Teach children the truth, because that is the least that they deserve. Go to the Monterey Bay Aquarium instead - that's where real people go.
More information here:
This is categorically the most amazing view I've ever had outside a plane window - second only to that green wisp of Aurora Borealis I met for the first time, on a solo trip in 2003. This trip of course, came with a price to pay in the form of a 12-hour delayed connecting flight. I would do it again only if I had the rest of my team with me.
Tired, but I need to keep prepping myself that the mission has yet to begin. Bring it on.
Greetings from Colorado. I'm on my nth bottle of water, trying to keep my head above the altitude sickness that blew my head apart last time I was in Breckenridge for snowboarding last year. The base of the town itself is at 9,600 feet, far higher than what my small lungs are used to. The air is very thin. Sickness has been at bay so far, with only a slight throb and finding myself catching my breath here and there. We boarded today at Vail, which had too many people and long wait on the lifts. But with snow like this, what me worry?
I think this is a good springboard to get back in shape - I've been particularly negligent about the poking belly I've been starting to nurse over the years, and my poor lung capacity. I really enjoy snowboarding. Cruising fast and bombing through powder, feeling the rush of the wind and the snow scattering underneath your feet. It's surprising to think that I had my first season 5 years ago already, yet there is still so much more to learn, so much more of myself to know and understand. I need to go more often. We always tend to say things that we want to do, but hardly do we take the steps to do them. I hope I'm wrong.
When we got back in to the lodge today, I tried my first "ice bath". Basically dunking my lower body into a tub of freezing water, to prevent muscle soreness the next day and to make my balls temporarily disappear. Hell. Then we hopped into the outdoor hot tub. Heaven.
Tomorrow is another day: rinse, and repeat.
I don't want coffee with my Bento Box, so I think I'll have:
Here's a little reference if you're slightly confused.
Greetings from Guam.
Having just been kicked out of the office (I am forced out when store closes - mostly because I'd shit myself being alone in a warehouse that holds a lot of dark corners and flying cockroaches), I was on a hunt for a coffee shop with wifi to continue working when I came across a little detour on the island.
I followed a red tram full of Japanese tourists that turned into a small road marked "Two Lovers Point", which sounded more exciting than the continued course of the highway. And I just realized I've never really gone around to explore.
There's a little elevated outcrop where they charge $3 for an unempeded view of Tumon Bay, and the vastness of the Pacific. Of course I didn't pay and went to a side section instead, where I found myself staring into the massive blue. The wind was blowing steadily from behind me as I leaned on the railing. I tried to look where the beach was below, but there was nothing to be seen except for several hundred feet of nothing and the gaping wide blue ocean below.
It's a comforting and familiar experience. I remembered with arresting clarity all the moments that I found myself staring at the massiveness of the ocean from up high. The bunker in San Francisco.
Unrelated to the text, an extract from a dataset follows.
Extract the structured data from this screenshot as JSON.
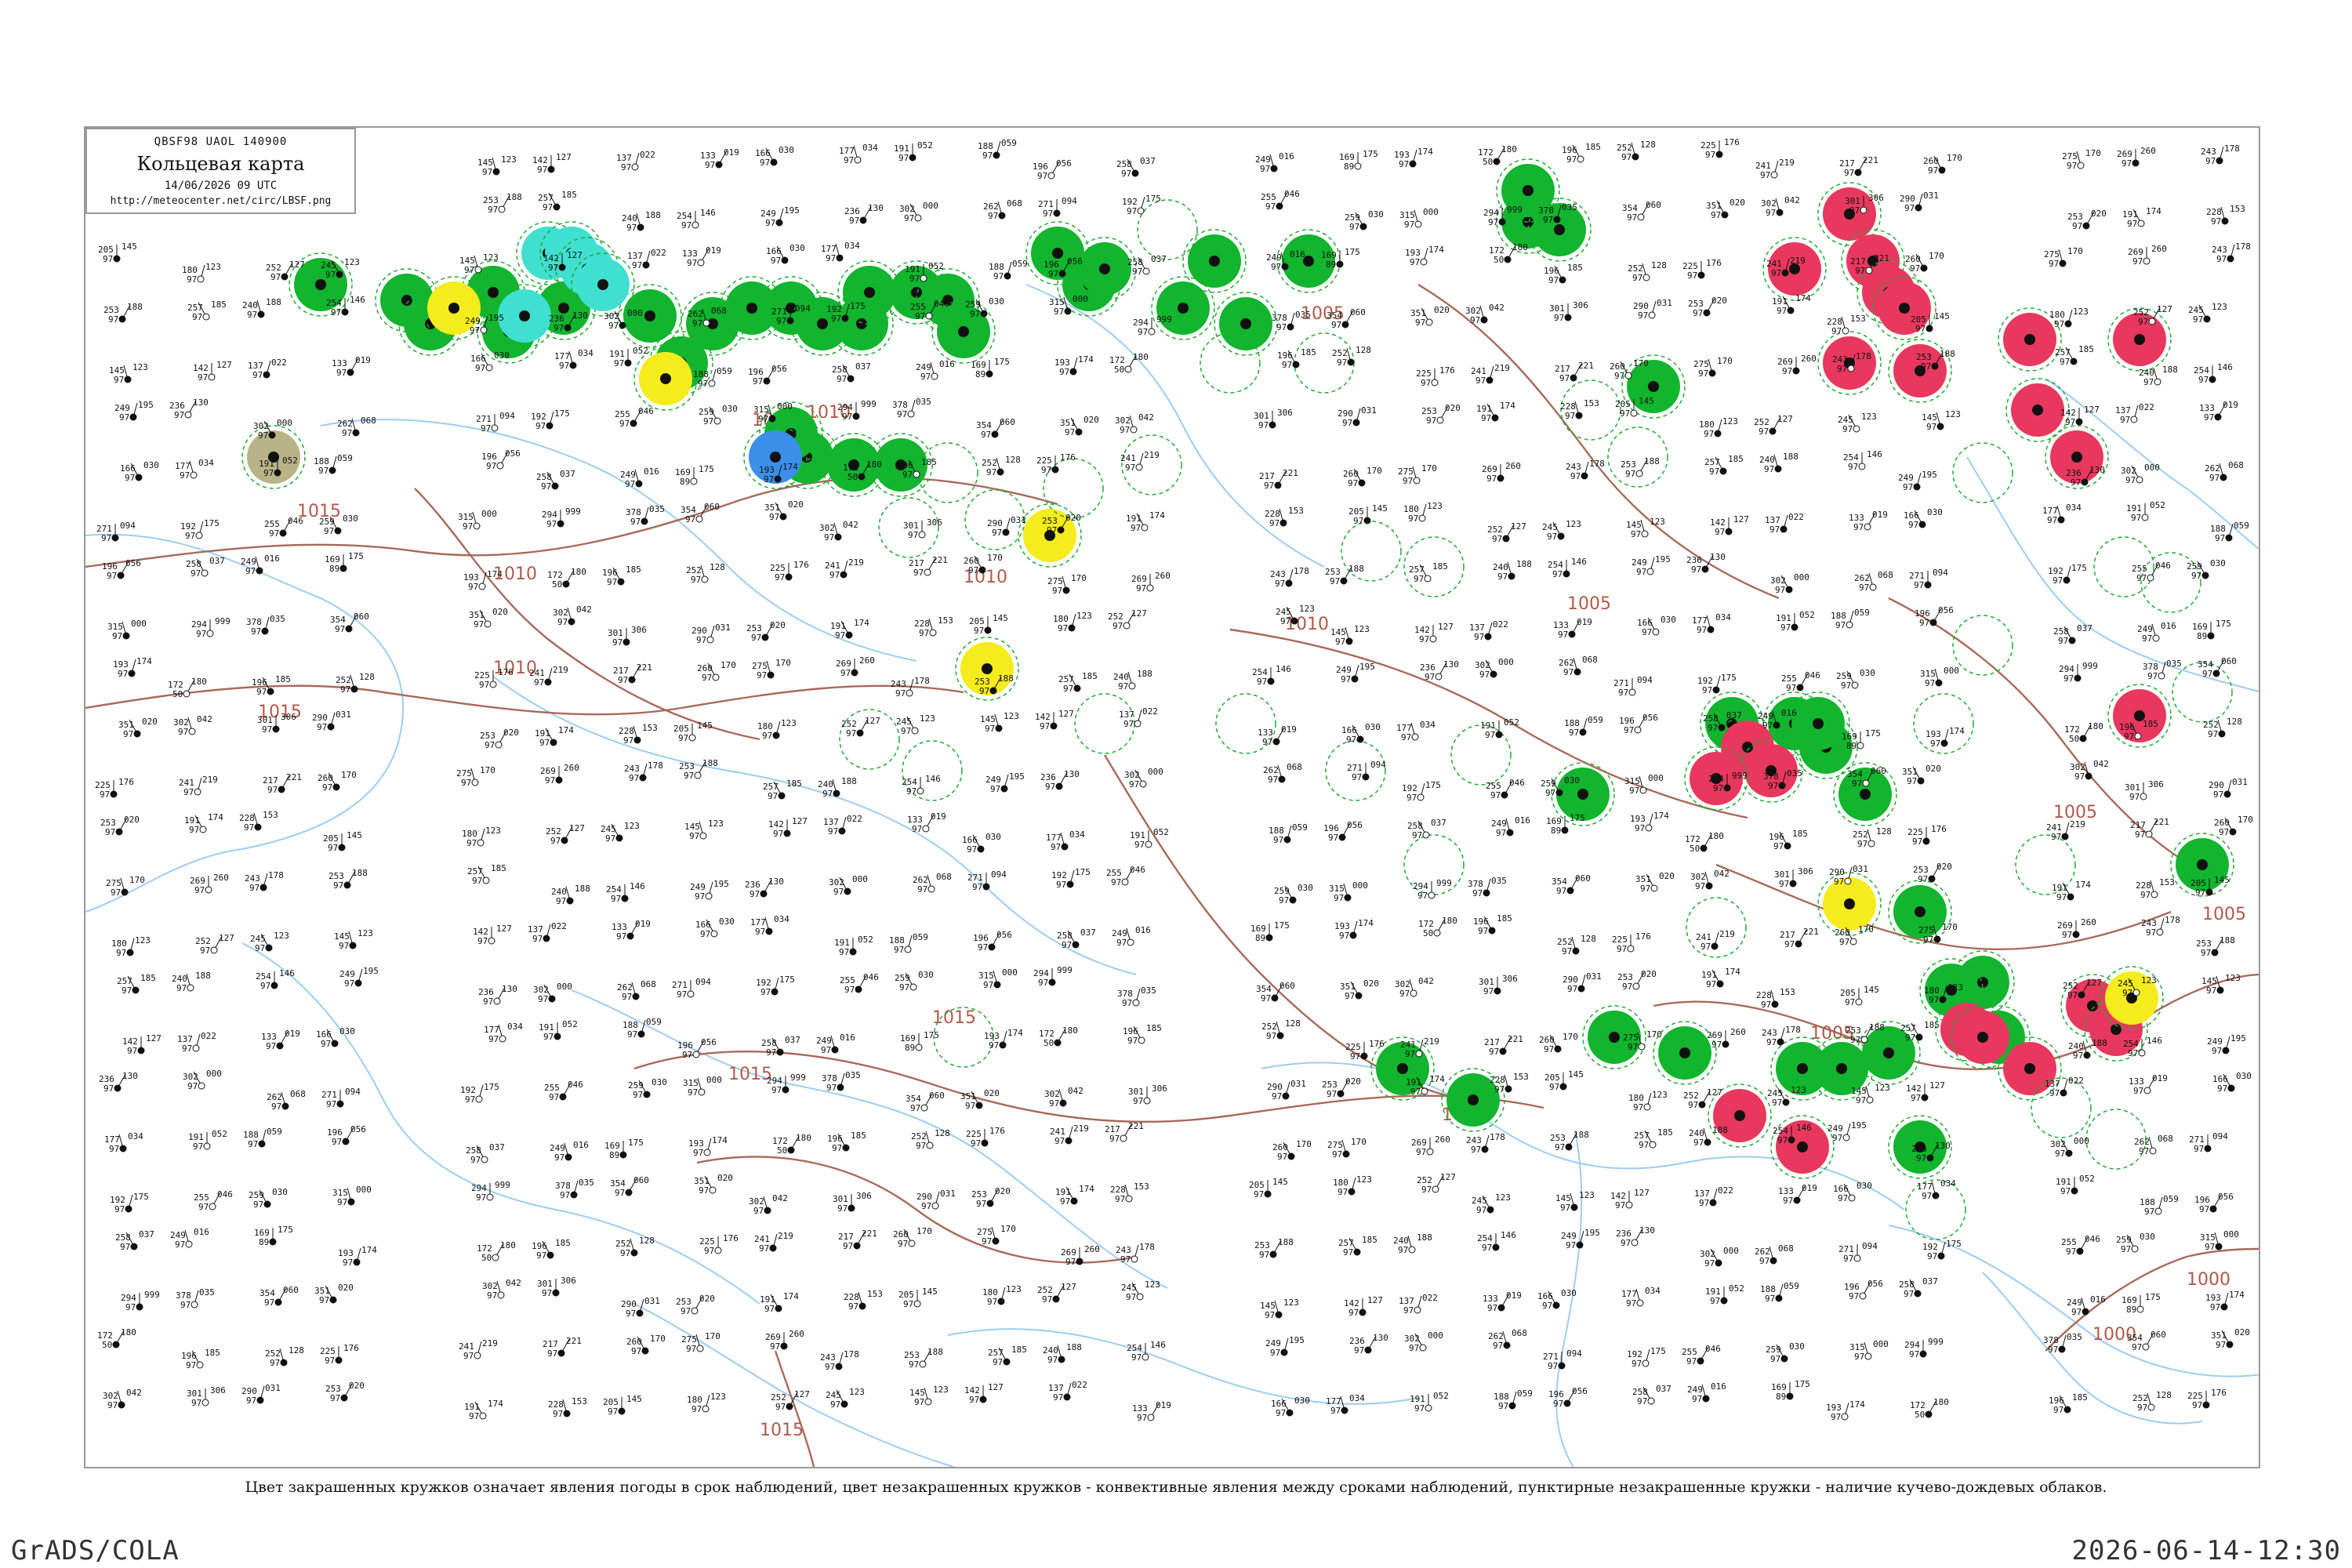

Batanes. And how relieving it felt to feel so small and irrelevant.
I love how the grandness of the world easily opens itself up to those willing to stop, look, and listen. And how it guides you away from the comfort of your own mortality and the immediacy of your problems and your needs. All become inconsequential, and special at the same time.
That we are both nothing, and the entire universe, all at once.